I arrive far too early. Even though I've been driving all my adult life, I still worry when I'm going somewhere I've never been before. It seems that the more reluctant I am to actually get somewhere, the more I fret about getting lost, about not being able to find a parking space when I arrive.
But of course the journey turns out to be straightforward and there is a huge parking area with plenty of room, so I find myself sitting in the car with time to kill. I've brought a book with me, but I can't concentrate on it, so I pick up my phone, check for e-mails from work. I see a message reminding me of the phone call I should have made before I left home. I know it won't be a pleasant call, but sitting there in the car park, biding time until my appointment, it suddenly seems really important to do this first.
She answers at almost the first ring, sounding nervous and hesitant, as though she's been waiting by the phone for my call. I hate myself for leaving it longer than I'd needed to.
"I'm sorry, this is probably not the news you were hoping for, so I won't beat about the bush. We've decided to offer the position to another candidate".
There is a silence at the other end, which I rush to fill with platitudes about the strength of her interview and my confidence that she will find a suitable role soon.

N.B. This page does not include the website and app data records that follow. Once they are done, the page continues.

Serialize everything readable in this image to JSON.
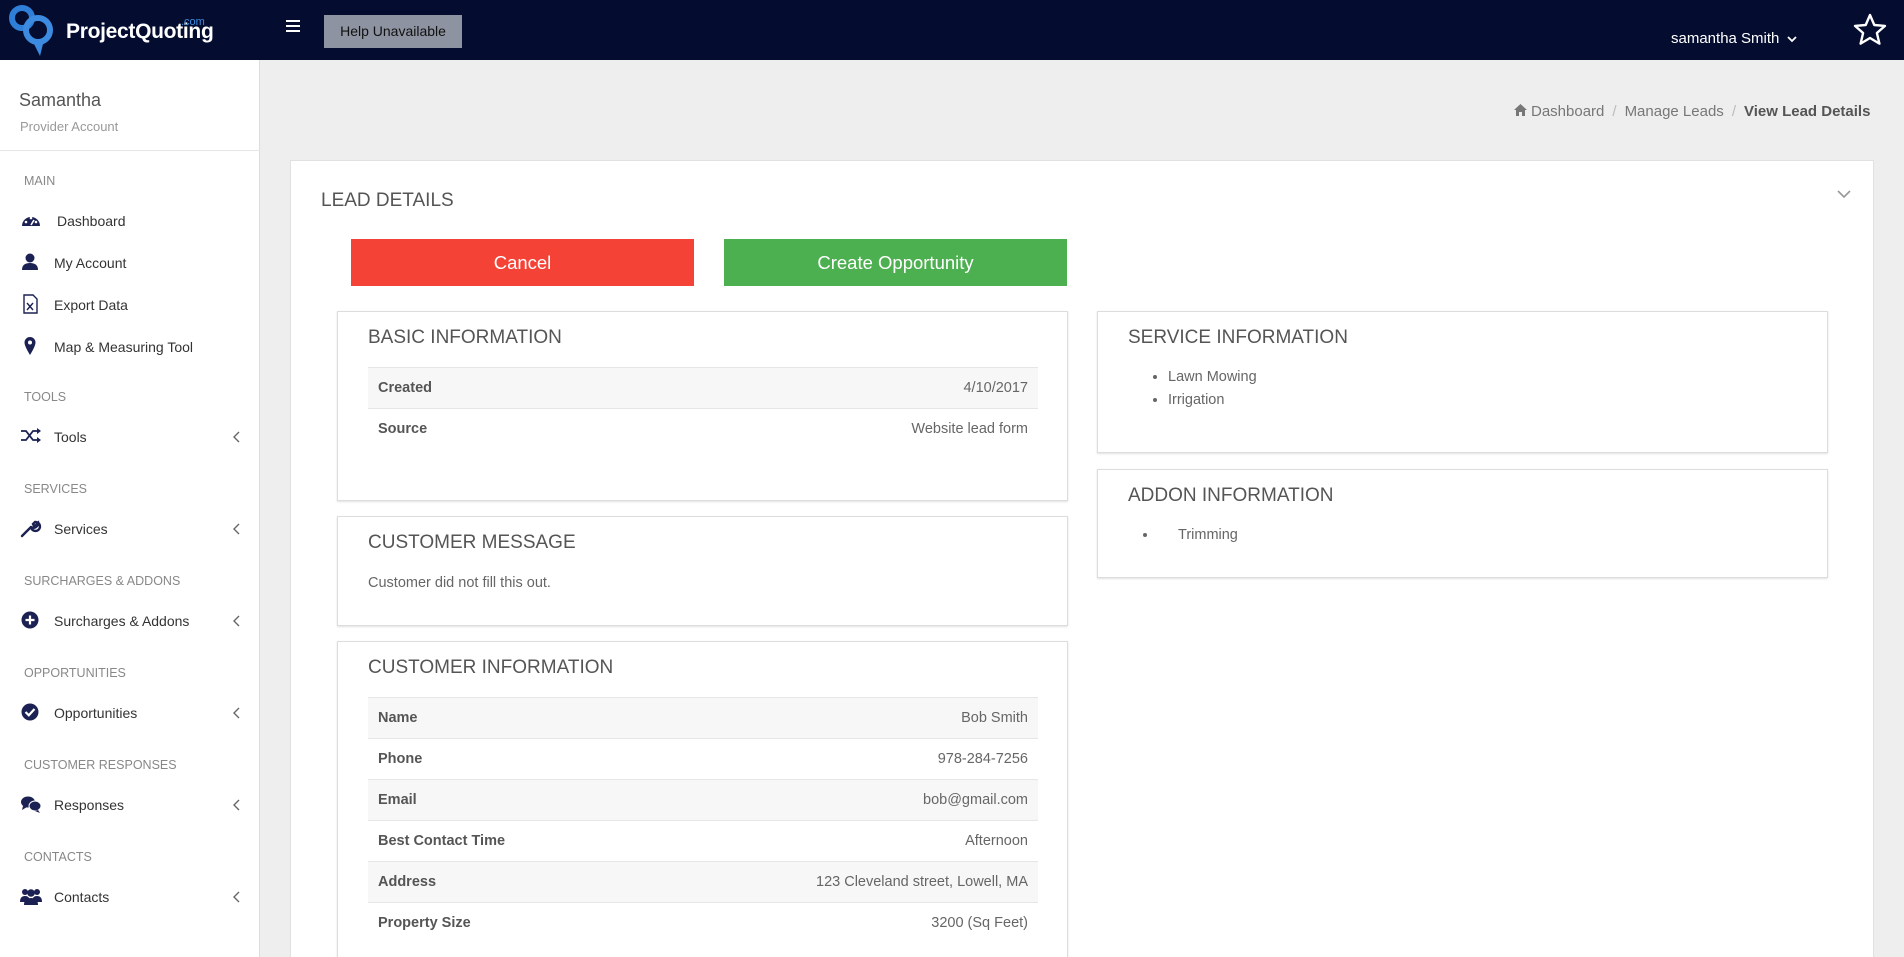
{
  "header": {
    "logo_text": "ProjectQuoting",
    "logo_suffix": ".com",
    "help_label": "Help Unavailable",
    "user_name": "samantha Smith"
  },
  "sidebar": {
    "profile_name": "Samantha",
    "profile_type": "Provider Account",
    "sections": {
      "main": "MAIN",
      "tools": "TOOLS",
      "services": "SERVICES",
      "surcharges": "SURCHARGES & ADDONS",
      "opportunities": "OPPORTUNITIES",
      "responses": "CUSTOMER RESPONSES",
      "contacts": "CONTACTS"
    },
    "items": {
      "dashboard": "Dashboard",
      "my_account": "My Account",
      "export_data": "Export Data",
      "map_tool": "Map & Measuring Tool",
      "tools": "Tools",
      "services": "Services",
      "surcharges": "Surcharges & Addons",
      "opportunities": "Opportunities",
      "responses": "Responses",
      "contacts": "Contacts"
    }
  },
  "breadcrumb": {
    "dashboard": "Dashboard",
    "manage_leads": "Manage Leads",
    "current": "View Lead Details"
  },
  "panel": {
    "title": "LEAD DETAILS",
    "cancel_label": "Cancel",
    "create_label": "Create Opportunity"
  },
  "basic_info": {
    "title": "BASIC INFORMATION",
    "rows": [
      {
        "k": "Created",
        "v": "4/10/2017"
      },
      {
        "k": "Source",
        "v": "Website lead form"
      }
    ]
  },
  "customer_message": {
    "title": "CUSTOMER MESSAGE",
    "text": "Customer did not fill this out."
  },
  "customer_info": {
    "title": "CUSTOMER INFORMATION",
    "rows": [
      {
        "k": "Name",
        "v": "Bob Smith"
      },
      {
        "k": "Phone",
        "v": "978-284-7256"
      },
      {
        "k": "Email",
        "v": "bob@gmail.com"
      },
      {
        "k": "Best Contact Time",
        "v": "Afternoon"
      },
      {
        "k": "Address",
        "v": "123 Cleveland street, Lowell, MA"
      },
      {
        "k": "Property Size",
        "v": "3200 (Sq Feet)"
      }
    ]
  },
  "service_info": {
    "title": "SERVICE INFORMATION",
    "items": [
      "Lawn Mowing",
      "Irrigation"
    ]
  },
  "addon_info": {
    "title": "ADDON INFORMATION",
    "items": [
      "Trimming"
    ]
  },
  "colors": {
    "topbar": "#040c30",
    "cancel": "#f44336",
    "create": "#4caf50",
    "accent": "#3d8be0"
  }
}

As soon as possible I hang up, cursing myself for sounding glib and patronising.
I leave the car and make my way to the mobile screening unit. It's hidden behind the main hospital, in an overflow car-park. Tucked away from the real illness and suffering, it seems almost as though it's ashamed of taking up even that space. I climb the shaky metal drop-down steps, thinking how strange it is to be having an appointment in an articulated lorry.
Stepping inside I'm greeted warmly by a kindly looking lady with a soft Scottish accent. I wonder if they employed her just for that accent and its ability to put people at their ease. Or perhaps it's the huge glasses, that take up half her face and make her eyes seem wide and innocent.

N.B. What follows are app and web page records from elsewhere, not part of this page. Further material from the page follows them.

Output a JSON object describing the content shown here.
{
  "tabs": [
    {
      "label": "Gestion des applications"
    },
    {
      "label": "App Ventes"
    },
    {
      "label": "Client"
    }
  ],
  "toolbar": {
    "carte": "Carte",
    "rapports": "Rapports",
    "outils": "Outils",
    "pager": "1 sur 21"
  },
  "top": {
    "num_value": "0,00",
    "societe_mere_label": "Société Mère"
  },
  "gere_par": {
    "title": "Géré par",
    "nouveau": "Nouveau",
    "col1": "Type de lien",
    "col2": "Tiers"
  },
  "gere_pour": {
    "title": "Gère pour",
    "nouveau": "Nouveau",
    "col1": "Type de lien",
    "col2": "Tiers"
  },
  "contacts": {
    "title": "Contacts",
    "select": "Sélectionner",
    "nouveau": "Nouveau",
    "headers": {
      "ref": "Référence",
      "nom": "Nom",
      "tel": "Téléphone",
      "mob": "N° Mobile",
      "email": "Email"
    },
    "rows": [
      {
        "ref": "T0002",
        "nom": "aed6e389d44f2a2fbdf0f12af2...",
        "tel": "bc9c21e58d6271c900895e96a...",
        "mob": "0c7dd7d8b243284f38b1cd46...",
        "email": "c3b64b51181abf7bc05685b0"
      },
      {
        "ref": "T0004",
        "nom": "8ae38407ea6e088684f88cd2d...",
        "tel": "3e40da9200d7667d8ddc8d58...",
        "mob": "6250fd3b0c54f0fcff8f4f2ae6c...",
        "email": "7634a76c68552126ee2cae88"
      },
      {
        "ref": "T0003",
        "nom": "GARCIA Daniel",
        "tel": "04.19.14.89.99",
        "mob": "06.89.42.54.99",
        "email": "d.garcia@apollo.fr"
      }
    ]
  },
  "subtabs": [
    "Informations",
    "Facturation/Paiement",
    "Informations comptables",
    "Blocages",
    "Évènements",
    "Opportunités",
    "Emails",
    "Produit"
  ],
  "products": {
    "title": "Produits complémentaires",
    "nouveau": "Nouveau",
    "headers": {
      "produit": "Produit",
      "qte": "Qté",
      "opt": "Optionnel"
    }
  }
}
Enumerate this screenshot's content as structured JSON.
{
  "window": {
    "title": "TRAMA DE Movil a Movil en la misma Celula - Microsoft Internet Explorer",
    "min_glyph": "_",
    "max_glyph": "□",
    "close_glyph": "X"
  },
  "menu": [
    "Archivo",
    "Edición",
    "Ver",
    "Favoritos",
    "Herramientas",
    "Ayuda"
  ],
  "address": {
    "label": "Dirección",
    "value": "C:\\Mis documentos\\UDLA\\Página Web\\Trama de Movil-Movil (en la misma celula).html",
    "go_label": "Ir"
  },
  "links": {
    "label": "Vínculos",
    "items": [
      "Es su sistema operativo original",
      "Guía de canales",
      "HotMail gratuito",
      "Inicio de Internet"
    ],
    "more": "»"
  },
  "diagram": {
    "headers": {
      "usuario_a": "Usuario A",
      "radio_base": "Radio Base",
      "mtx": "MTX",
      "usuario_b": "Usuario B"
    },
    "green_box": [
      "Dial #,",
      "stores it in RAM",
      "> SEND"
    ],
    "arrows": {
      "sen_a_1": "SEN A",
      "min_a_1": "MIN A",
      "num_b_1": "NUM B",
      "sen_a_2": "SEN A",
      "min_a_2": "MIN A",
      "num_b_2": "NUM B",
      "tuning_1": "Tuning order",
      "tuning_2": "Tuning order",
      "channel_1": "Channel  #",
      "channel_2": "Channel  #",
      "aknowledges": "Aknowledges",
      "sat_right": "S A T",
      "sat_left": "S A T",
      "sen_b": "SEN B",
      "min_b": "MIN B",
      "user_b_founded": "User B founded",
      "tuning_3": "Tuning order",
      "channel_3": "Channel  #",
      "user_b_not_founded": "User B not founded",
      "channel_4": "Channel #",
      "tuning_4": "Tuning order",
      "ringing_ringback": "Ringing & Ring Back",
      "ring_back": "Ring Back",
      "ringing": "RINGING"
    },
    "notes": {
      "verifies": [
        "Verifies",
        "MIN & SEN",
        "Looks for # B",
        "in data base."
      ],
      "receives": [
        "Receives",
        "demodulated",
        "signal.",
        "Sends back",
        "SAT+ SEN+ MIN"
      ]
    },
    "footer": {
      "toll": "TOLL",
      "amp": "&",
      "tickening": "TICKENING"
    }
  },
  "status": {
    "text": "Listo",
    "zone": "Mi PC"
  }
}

I take a seat on the lilac upholstered bench and watch the women come and go; it's quite a production line they've got going here. Every few minutes a lady emerges from the room at the end and goes into one of the small curtained cubicles to get dressed; rearrange herself. Almost immediately a hesitant looking woman emerges from a different cubicle, and heads to the end room, clutching a small pile of clothes to her chest, for protection. We're all women here, and we've each come on our own, but there's no eye contact between us and very little conversation. It's as though we've left our personalities out in the car park, where they can't be found by the screening equipment.

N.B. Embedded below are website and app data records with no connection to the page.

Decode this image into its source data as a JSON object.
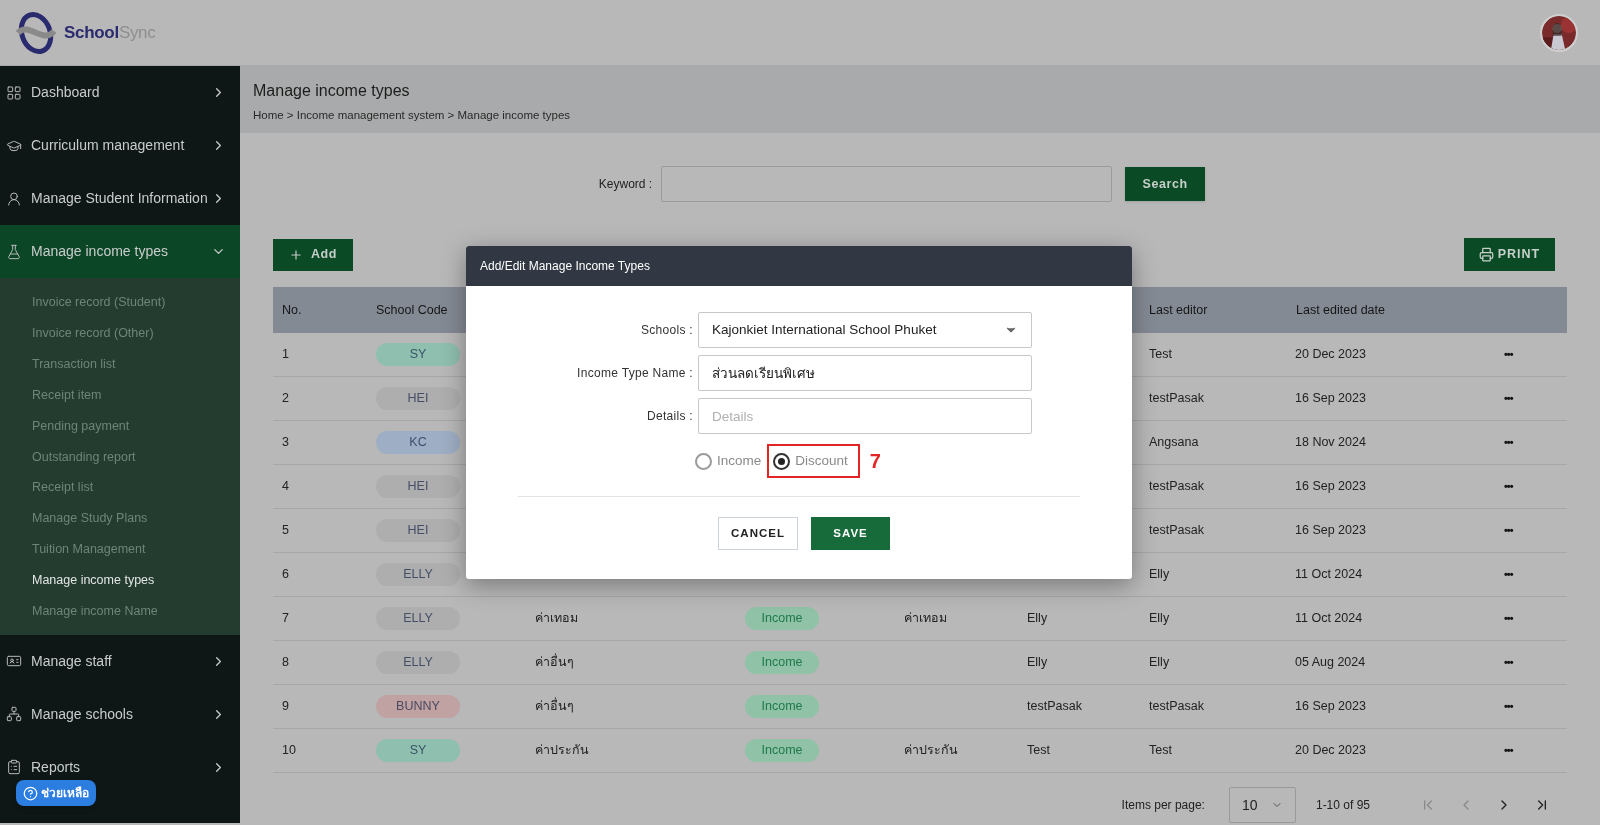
{
  "header": {
    "logo": {
      "part1": "School",
      "part2": "Sync"
    }
  },
  "sidebar": {
    "items": [
      {
        "label": "Dashboard",
        "expanded": false,
        "selected": false
      },
      {
        "label": "Curriculum management",
        "expanded": false,
        "selected": false
      },
      {
        "label": "Manage Student Information",
        "expanded": false,
        "selected": false
      },
      {
        "label": "Manage income types",
        "expanded": true,
        "selected": true,
        "children": [
          {
            "label": "Invoice record (Student)",
            "selected": false
          },
          {
            "label": "Invoice record (Other)",
            "selected": false
          },
          {
            "label": "Transaction list",
            "selected": false
          },
          {
            "label": "Receipt item",
            "selected": false
          },
          {
            "label": "Pending payment",
            "selected": false
          },
          {
            "label": "Outstanding report",
            "selected": false
          },
          {
            "label": "Receipt list",
            "selected": false
          },
          {
            "label": "Manage Study Plans",
            "selected": false
          },
          {
            "label": "Tuition Management",
            "selected": false
          },
          {
            "label": "Manage income types",
            "selected": true
          },
          {
            "label": "Manage income Name",
            "selected": false
          }
        ]
      },
      {
        "label": "Manage staff",
        "expanded": false,
        "selected": false
      },
      {
        "label": "Manage schools",
        "expanded": false,
        "selected": false
      },
      {
        "label": "Reports",
        "expanded": false,
        "selected": false
      }
    ],
    "help_button": "ช่วยเหลือ"
  },
  "page": {
    "title": "Manage income types",
    "breadcrumb": "Home > Income management system > Manage income types"
  },
  "search": {
    "label": "Keyword :",
    "button": "Search"
  },
  "toolbar": {
    "add_button": "Add",
    "print_button": "PRINT"
  },
  "table": {
    "columns": [
      "No.",
      "School Code",
      "",
      "",
      "",
      "",
      "Last editor",
      "Last edited date",
      ""
    ],
    "rows": [
      {
        "no": "1",
        "code": "SY",
        "color": "#8fbfae",
        "last_editor": "Test",
        "date": "20 Dec 2023",
        "menu": "•••"
      },
      {
        "no": "2",
        "code": "HEI",
        "color": "#aeaeae",
        "last_editor": "testPasak",
        "date": "16 Sep 2023",
        "menu": "•••"
      },
      {
        "no": "3",
        "code": "KC",
        "color": "#9eaec4",
        "last_editor": "Angsana",
        "date": "18 Nov 2024",
        "menu": "•••"
      },
      {
        "no": "4",
        "code": "HEI",
        "color": "#aeaeae",
        "last_editor": "testPasak",
        "date": "16 Sep 2023",
        "menu": "•••"
      },
      {
        "no": "5",
        "code": "HEI",
        "color": "#aeaeae",
        "last_editor": "testPasak",
        "date": "16 Sep 2023",
        "menu": "•••"
      },
      {
        "no": "6",
        "code": "ELLY",
        "color": "#aeaeae",
        "last_editor": "Elly",
        "date": "11 Oct 2024",
        "menu": "•••"
      },
      {
        "no": "7",
        "code": "ELLY",
        "color": "#aeaeae",
        "column_3": "ค่าเทอม",
        "column_4": "Income",
        "column_5": "ค่าเทอม",
        "column_6": "Elly",
        "last_editor": "Elly",
        "date": "11 Oct 2024",
        "menu": "•••"
      },
      {
        "no": "8",
        "code": "ELLY",
        "color": "#aeaeae",
        "column_3": "ค่าอื่นๆ",
        "column_4": "Income",
        "column_6": "Elly",
        "last_editor": "Elly",
        "date": "05 Aug 2024",
        "menu": "•••"
      },
      {
        "no": "9",
        "code": "BUNNY",
        "color": "#c0a2a2",
        "column_3": "ค่าอื่นๆ",
        "column_4": "Income",
        "column_6": "testPasak",
        "last_editor": "testPasak",
        "date": "16 Sep 2023",
        "menu": "•••"
      },
      {
        "no": "10",
        "code": "SY",
        "color": "#8fbfae",
        "column_3": "ค่าประกัน",
        "column_4": "Income",
        "column_5": "ค่าประกัน",
        "column_6": "Test",
        "last_editor": "Test",
        "date": "20 Dec 2023",
        "menu": "•••"
      }
    ]
  },
  "pagination": {
    "label": "Items per page:",
    "page_size": "10",
    "range": "1-10 of 95"
  },
  "dialog": {
    "title": "Add/Edit Manage Income Types",
    "fields": [
      {
        "kind": "select",
        "label": "Schools :",
        "value": "Kajonkiet International School Phuket"
      },
      {
        "kind": "text",
        "label": "Income Type Name :",
        "value": "ส่วนลดเรียนพิเศษ"
      },
      {
        "kind": "text",
        "label": "Details :",
        "placeholder": "Details"
      }
    ],
    "radios": [
      {
        "label": "Income",
        "selected": false
      },
      {
        "label": "Discount",
        "selected": true,
        "annotation": "7"
      }
    ],
    "cancel_button": "CANCEL",
    "save_button": "SAVE"
  }
}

Soon enough it's my turn. I don't know what to expect, but there's another kind lady, I think maybe Malaysian this time. She introduces me to the space age machine and explains what will happen. It's hard to take in what she's saying when I'm standing there half-naked and feeling foolish, my arms wrapped across my chest in a childish attempt to maintain some modesty or dignity. When it's all done, I laugh and make a flippant comment, and she's strangely pleased that I'm smiling at her. "Too many women get cross with me" she explains before telling me that the results will be sent through in four weeks. It's a routine check-up so there's no need for concern, but if there's any problem they'll call me.
Then, after no more than half an hour, I'm back in my car. As I take my phone from my bag to turn it back on and check for messages, my mind goes back to that earlier call. Even though I know we made the right decision, I still feel bad about it. I wonder if the gods of retribution will seek to pay me back some way. I can't help but hope that it won't be me, in four weeks time who stands there nervous and hesitant, as some kindly person says "I'm sorry, this is probably not the news you were hoping for..."